▸ Requirement
Lines holding the string "icon" are the ones to copy; find them all in the data.

Component data from apps and pages:
○ ○ ○ ○ ○ ○ ○

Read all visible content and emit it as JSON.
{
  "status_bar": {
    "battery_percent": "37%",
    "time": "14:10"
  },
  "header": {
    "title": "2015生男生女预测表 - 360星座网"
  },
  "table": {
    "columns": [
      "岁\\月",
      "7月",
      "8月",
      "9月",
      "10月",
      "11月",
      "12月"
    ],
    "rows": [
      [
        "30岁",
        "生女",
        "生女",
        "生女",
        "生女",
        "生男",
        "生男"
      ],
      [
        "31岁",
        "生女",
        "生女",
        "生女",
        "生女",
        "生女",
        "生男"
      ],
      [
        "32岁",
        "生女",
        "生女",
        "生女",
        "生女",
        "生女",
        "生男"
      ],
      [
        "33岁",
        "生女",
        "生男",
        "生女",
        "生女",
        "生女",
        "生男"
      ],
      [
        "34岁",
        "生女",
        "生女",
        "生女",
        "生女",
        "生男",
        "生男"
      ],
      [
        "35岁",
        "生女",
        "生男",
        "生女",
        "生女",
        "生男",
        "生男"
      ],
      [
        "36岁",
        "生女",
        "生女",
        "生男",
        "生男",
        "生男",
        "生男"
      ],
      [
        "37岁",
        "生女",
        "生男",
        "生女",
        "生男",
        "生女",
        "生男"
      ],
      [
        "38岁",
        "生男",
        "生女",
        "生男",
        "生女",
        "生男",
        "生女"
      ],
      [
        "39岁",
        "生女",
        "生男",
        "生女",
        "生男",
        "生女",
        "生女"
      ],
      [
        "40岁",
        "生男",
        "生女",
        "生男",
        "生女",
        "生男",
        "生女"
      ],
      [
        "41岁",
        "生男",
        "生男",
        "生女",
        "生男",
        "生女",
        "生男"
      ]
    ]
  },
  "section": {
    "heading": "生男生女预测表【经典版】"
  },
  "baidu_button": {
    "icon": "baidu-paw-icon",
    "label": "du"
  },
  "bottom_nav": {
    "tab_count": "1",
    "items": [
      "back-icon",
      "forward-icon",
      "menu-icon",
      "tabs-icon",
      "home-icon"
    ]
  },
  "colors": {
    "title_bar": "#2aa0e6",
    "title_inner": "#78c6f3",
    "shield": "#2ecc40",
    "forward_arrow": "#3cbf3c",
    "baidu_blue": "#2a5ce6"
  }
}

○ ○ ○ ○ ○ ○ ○

▸ Answer
    "icon": "baidu-paw-icon",
      "back-icon",
      "forward-icon",
      "menu-icon",
      "tabs-icon",
      "home-icon"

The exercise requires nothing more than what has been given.